Merck Research Laboratories
Cyclic Peptide PCSK9 Inhibitors : The Design and Optimization of Highly Potent, Orally Bioavailable, and Clinically Viable Molecules as LDL-Cholesterol Lowering Therapeutics
SESSION 11: PEPTIDE DESIGN AND FUNCTION
Wednesday, June 28, 2023, at 03:35 pm - 03:55 pm
Proprotein convertase subtilisin-like/Kexin type 9, PCSK9, is a clinically well-validated and critically important target for treating high LDL-cholesterol and potential coronary artery disease. Two antibody-based and one siRNA based anti-PCSK9 therapeutics have been approved by the FDA for treating high LDL-cholesterol levels and have demonstrated excellent clinical efficacy for lowering LDL levels and preventing adverse cardiac events. However, all of these therapies are parenterally delivered and to date an efficacious, orally dosed anti-PCSK9 therapeutic has not been identified.
We focused our efforts on discovering and optimizing novel, orally bioavailable cyclic peptide agents based on leads derived from an mRNA display screening campaign. From the mRNA display screening, we were able to identify moderately potent inhibitor leads. Guided by structural data, we were able to optimize our early leads to enhance metabolic stability, potency, and engineer out several unfavorable off-target activities to provide advanced next generation development candidates.
Using an enabled formulation-based approach, we demonstrated acceptable oral bioavailability and good overall pharmacokinetics for these molecules and using a Target Engagement assay were able to build clear PK/PD relationships in primates. Final optimization of candidate molecules to address formulation-related issues led to the discovery of MK-0616, which is currently undergoing clinical investigation as an LDL-cholesterol-lowering agent.
In this talk, we will detail the systematic optimization of these molecules guided by structural data, leading to the discovery of the clinical compound.
After completing my education, I joined the Medicinal Chemistry Department of Rorer Central Research, now a part of Sanofi-Aventis, in 1984. In 1989, I moved to Merck Research Laboratories in West Point, PA. I began my career at Merck working in the peptide/peptidomimetic space, transitioned into small molecule therapeutics for about 17 years, then moved on to conjugate based siRNA Delivery, and finally then back into the peptide drug discovery space in 2014.
I am currently a Principal Scientist in the Peptide /Modalities Drug Discovery Team at MRL West Point.

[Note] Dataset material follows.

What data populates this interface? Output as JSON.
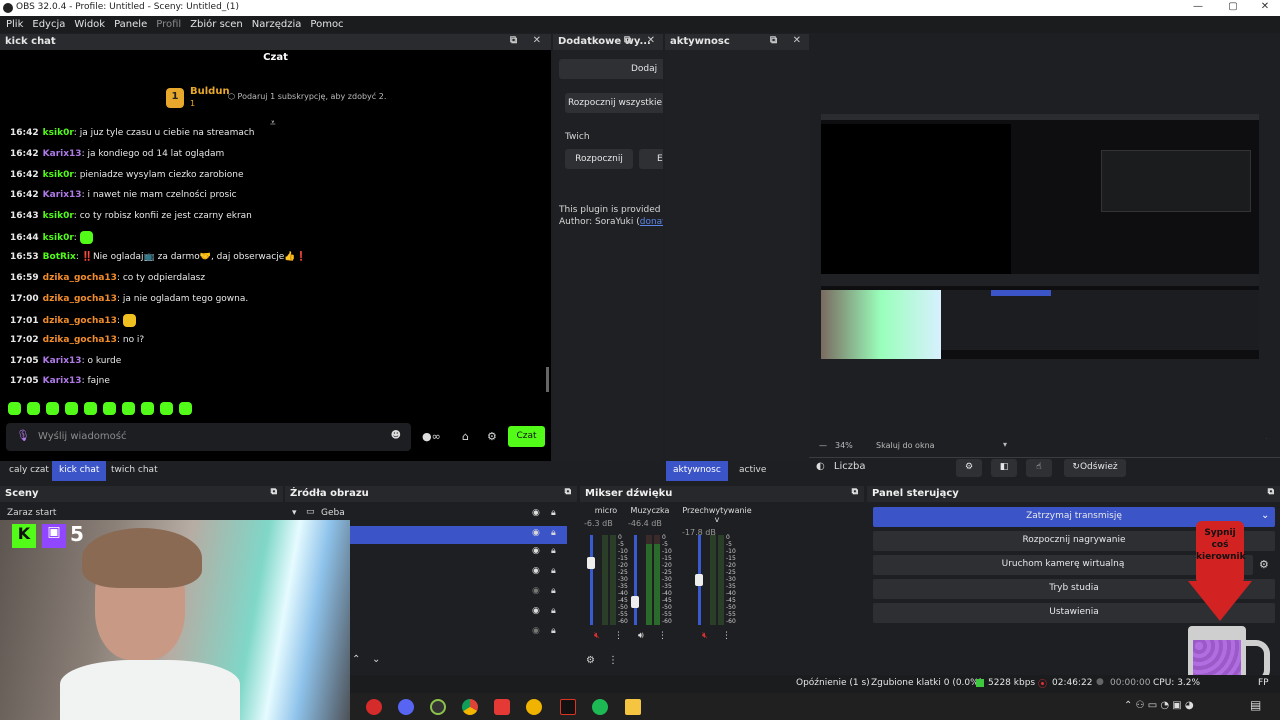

I am the author of over 40 publications, an inventor on over 60 patents, and have presented frequently at various external meetings. During my career, I have been directly associated with two molecules that have become FDA approved drugs, both in the HIV antiviral therapeutic space: the first-generation non-nucleoside reverse transcriptase inhibitor Stocrin&tm;/Sustiva&tm;, Efavirenz, and the second-generation non-nucleoside reverse transcriptase inhibitor Pifeltro&tm;, Doravirine. I also was a key contributor to the design and synthesis of MK-0616, an oral cyclic peptide therapeutic that is currently undergoing Ph 3 clinical trials. My current research interests are focused on the design and development of novel peptide therapeutics.